= WHAT TO PRODUCE =
Pick out every line of the entries below where "Alto" occurs, and copy those lines.
━━━━━━━━━━━━━━━━
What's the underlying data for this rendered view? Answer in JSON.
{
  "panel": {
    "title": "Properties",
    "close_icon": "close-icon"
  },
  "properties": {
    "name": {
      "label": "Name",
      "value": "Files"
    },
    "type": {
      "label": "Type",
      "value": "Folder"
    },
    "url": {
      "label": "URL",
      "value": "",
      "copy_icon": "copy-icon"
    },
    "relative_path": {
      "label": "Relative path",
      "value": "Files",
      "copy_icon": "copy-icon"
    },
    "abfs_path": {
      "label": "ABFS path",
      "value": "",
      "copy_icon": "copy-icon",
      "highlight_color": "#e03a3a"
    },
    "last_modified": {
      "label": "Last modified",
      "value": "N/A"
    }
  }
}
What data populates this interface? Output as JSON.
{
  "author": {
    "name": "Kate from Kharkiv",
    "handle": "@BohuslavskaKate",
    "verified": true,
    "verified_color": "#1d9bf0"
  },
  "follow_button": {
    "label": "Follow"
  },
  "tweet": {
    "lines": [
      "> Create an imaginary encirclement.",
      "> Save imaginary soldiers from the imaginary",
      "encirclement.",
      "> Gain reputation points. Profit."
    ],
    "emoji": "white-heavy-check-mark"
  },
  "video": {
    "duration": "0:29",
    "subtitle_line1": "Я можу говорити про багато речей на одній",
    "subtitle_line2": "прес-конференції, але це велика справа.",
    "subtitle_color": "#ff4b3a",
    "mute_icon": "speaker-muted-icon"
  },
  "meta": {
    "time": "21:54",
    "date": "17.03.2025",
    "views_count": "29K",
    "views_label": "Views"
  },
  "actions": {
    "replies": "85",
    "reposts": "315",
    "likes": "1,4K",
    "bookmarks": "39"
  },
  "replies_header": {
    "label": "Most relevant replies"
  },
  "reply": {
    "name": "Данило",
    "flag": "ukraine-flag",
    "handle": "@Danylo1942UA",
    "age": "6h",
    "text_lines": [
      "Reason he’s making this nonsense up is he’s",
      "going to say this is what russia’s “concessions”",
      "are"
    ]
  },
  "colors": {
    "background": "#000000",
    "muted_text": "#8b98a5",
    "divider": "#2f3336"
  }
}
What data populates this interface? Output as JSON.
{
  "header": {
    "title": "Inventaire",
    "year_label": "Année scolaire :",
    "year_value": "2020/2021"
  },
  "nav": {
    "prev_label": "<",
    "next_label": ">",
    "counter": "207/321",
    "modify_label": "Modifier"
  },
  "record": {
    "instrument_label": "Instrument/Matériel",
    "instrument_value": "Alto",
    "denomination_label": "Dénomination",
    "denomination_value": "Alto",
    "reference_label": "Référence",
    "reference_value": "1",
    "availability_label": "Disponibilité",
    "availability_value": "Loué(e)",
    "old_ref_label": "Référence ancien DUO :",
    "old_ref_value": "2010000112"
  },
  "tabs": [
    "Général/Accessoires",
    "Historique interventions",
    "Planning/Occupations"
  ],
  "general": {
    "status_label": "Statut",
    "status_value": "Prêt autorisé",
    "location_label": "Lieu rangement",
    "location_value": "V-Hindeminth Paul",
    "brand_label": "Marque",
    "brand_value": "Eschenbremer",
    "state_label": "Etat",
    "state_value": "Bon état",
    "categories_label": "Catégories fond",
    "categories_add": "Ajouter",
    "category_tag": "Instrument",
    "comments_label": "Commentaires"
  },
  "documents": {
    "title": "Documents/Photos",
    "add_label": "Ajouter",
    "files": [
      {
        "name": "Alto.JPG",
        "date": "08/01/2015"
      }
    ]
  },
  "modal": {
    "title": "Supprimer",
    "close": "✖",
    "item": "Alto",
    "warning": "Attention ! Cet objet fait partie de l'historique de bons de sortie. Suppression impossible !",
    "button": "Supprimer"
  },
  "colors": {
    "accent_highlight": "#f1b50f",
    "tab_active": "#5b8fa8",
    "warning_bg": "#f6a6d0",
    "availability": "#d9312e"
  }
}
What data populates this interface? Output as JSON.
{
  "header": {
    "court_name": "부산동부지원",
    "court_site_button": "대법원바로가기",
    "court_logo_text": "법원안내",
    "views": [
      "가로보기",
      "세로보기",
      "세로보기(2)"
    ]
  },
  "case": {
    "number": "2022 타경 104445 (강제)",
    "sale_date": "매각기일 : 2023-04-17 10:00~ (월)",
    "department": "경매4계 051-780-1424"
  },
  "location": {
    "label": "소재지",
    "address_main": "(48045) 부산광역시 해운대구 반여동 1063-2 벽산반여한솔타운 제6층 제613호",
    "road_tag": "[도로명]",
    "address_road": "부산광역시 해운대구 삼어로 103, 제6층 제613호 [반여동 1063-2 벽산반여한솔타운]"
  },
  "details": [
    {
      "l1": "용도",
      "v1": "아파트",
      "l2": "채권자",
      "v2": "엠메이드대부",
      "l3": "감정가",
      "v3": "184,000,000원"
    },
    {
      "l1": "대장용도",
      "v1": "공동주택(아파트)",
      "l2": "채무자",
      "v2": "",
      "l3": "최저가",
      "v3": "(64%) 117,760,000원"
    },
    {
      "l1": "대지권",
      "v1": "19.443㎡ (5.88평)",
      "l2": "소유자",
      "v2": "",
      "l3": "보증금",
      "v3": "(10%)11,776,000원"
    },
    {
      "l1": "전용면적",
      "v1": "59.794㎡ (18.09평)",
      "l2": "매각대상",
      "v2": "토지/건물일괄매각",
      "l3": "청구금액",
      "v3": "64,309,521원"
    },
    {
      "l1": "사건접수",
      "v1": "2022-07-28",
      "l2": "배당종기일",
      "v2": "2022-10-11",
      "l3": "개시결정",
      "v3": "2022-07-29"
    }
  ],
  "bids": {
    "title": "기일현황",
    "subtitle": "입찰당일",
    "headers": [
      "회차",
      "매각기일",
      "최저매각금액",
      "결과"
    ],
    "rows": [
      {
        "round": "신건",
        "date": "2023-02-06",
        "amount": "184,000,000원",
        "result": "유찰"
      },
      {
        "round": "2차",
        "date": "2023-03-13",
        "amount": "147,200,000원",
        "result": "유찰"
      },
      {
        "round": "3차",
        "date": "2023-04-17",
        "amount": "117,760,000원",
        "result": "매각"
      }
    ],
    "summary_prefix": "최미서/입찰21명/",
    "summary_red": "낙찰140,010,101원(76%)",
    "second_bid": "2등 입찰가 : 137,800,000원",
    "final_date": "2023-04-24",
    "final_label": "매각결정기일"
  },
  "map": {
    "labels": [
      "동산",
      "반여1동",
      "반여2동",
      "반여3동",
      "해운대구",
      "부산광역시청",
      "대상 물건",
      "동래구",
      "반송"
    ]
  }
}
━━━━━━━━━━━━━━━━
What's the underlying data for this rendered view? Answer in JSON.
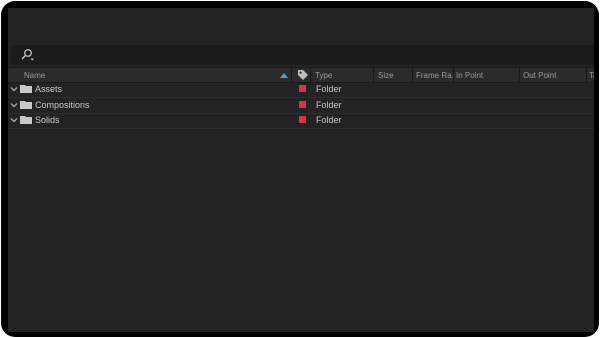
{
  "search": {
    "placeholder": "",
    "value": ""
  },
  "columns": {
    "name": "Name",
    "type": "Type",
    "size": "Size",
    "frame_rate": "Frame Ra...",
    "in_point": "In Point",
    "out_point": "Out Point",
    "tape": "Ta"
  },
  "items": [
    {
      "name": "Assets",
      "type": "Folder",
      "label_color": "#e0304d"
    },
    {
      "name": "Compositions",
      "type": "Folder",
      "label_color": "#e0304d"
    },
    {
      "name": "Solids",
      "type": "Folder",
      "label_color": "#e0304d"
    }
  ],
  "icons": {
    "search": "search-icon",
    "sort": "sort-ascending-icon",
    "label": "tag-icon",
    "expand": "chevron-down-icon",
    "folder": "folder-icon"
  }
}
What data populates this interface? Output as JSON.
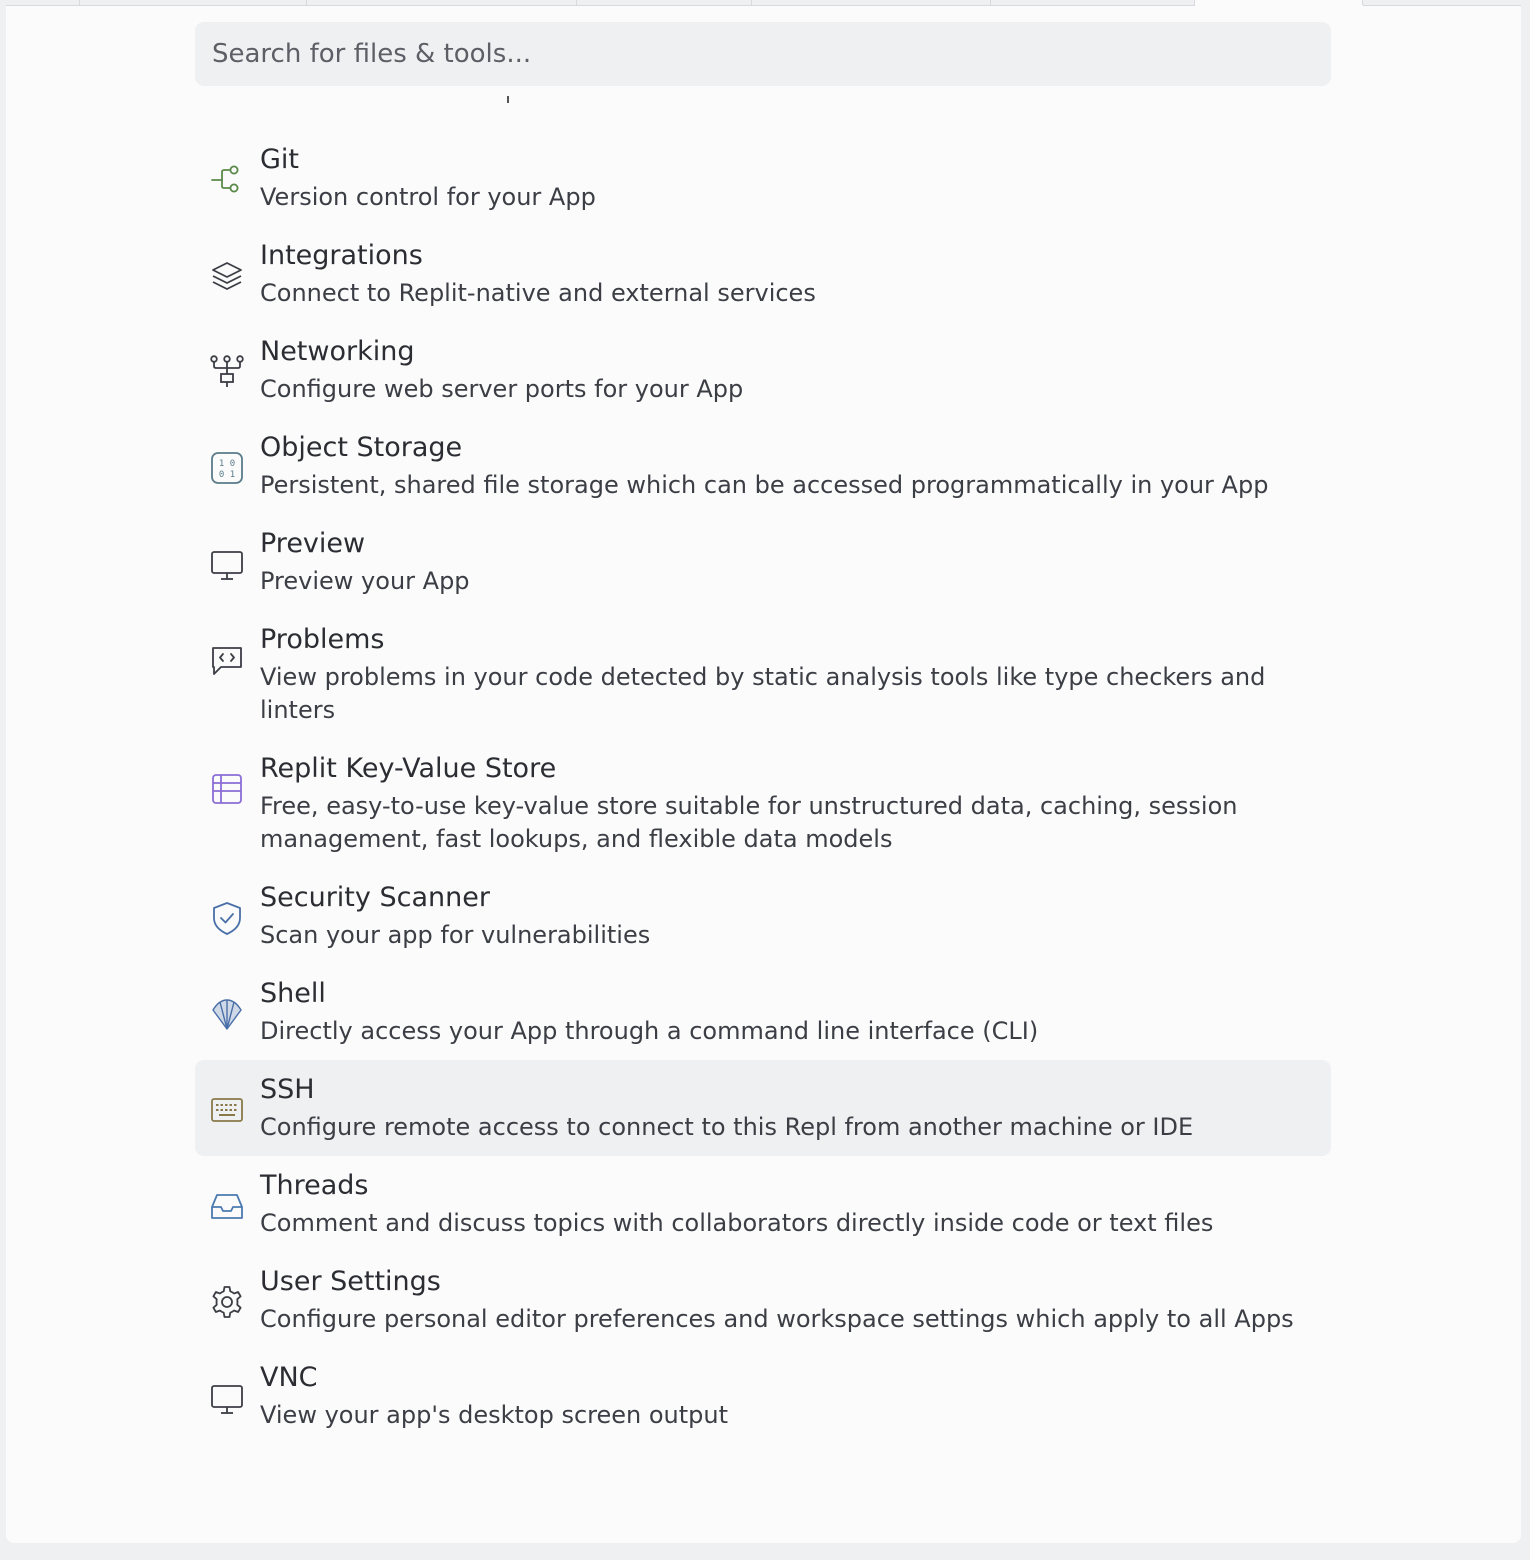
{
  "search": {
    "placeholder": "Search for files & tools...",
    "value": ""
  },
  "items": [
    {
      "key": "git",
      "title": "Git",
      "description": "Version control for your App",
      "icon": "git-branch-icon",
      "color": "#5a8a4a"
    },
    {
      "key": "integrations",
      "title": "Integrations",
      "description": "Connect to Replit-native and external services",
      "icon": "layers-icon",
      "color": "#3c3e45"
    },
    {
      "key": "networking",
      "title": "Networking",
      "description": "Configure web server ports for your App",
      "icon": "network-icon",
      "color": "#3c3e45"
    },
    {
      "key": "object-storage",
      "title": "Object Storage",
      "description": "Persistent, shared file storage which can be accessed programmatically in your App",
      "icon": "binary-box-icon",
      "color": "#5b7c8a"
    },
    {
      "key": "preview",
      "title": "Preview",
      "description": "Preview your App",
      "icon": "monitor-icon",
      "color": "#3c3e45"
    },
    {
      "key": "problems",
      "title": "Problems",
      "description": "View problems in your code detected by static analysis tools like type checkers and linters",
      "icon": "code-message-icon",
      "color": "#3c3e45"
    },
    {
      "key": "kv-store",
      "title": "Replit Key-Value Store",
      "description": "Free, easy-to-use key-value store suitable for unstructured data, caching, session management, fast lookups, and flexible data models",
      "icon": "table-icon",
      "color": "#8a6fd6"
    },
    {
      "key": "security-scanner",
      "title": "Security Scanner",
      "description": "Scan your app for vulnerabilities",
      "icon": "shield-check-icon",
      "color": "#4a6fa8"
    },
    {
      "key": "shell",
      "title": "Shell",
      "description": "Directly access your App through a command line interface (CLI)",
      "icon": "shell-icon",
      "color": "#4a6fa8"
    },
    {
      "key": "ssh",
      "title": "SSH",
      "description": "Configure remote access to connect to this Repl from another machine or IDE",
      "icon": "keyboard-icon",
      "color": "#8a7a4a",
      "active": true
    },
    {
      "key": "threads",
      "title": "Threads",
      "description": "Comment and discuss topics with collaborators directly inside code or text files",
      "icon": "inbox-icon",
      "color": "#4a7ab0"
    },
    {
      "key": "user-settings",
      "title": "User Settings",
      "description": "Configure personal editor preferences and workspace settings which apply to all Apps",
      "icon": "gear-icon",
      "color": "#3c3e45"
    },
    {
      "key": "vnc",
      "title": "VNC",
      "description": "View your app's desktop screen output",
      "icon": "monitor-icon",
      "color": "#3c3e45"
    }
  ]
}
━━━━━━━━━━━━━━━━
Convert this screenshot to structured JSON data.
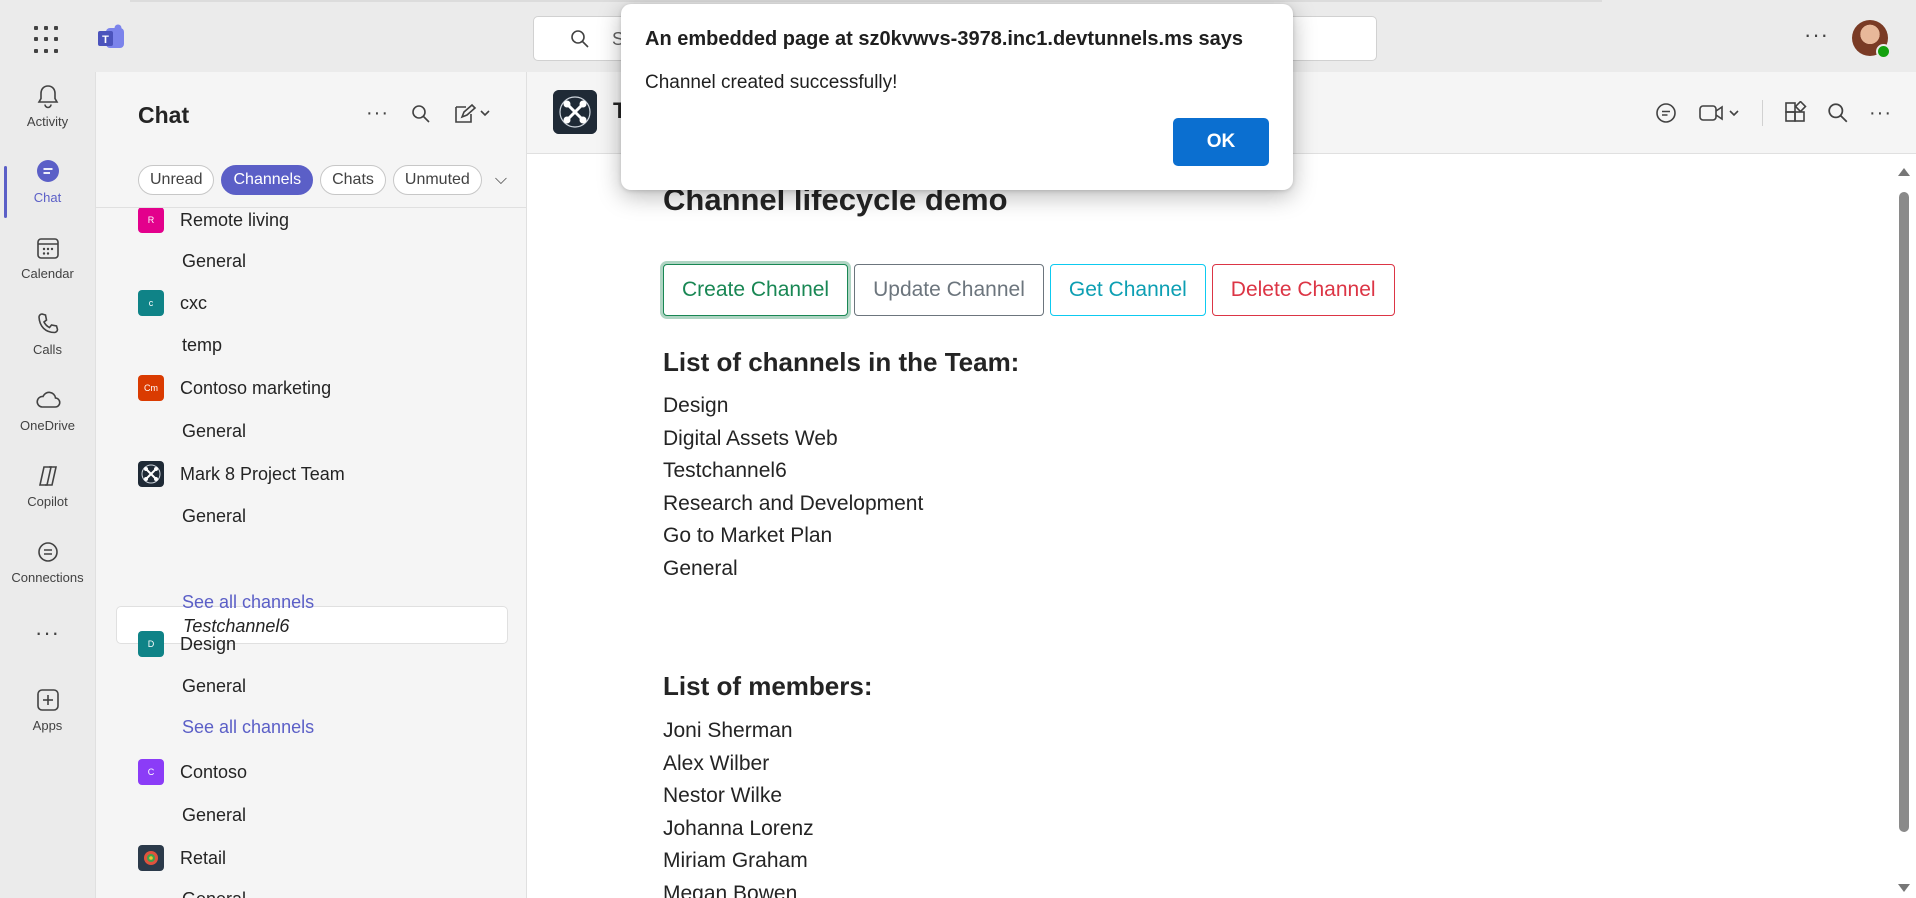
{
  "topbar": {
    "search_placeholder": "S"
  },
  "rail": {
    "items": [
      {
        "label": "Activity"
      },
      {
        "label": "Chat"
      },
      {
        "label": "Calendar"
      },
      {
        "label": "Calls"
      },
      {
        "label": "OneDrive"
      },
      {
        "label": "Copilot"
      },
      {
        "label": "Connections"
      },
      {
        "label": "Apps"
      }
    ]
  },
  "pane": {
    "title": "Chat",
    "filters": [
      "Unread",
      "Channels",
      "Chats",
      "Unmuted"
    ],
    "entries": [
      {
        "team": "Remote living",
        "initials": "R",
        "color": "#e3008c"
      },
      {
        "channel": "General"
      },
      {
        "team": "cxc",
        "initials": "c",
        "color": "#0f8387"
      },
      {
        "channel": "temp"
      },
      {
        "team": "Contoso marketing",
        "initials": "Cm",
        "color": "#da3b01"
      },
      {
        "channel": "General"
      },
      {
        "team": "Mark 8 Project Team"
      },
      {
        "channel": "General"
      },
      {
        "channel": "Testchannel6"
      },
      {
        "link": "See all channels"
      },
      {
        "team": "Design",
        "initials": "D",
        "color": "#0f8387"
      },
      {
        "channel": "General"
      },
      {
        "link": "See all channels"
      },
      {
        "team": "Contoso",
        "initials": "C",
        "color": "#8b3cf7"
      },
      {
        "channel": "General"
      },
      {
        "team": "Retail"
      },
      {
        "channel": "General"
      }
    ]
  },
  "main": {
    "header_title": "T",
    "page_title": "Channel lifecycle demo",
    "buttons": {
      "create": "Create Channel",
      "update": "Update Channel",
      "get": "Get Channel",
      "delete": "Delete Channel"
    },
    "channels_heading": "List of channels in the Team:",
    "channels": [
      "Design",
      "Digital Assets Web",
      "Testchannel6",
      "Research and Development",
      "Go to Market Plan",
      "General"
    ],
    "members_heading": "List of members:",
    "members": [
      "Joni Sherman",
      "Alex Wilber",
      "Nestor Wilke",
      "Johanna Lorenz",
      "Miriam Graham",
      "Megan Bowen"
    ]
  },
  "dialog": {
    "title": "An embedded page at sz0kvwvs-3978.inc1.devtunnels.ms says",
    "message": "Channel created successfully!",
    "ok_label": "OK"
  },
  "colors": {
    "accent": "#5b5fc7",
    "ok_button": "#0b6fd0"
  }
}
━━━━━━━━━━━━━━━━
= SOLVED PROBLEM =
    "instrument_value": "Alto",
    "denomination_value": "Alto",
        "name": "Alto.JPG",
    "item": "Alto",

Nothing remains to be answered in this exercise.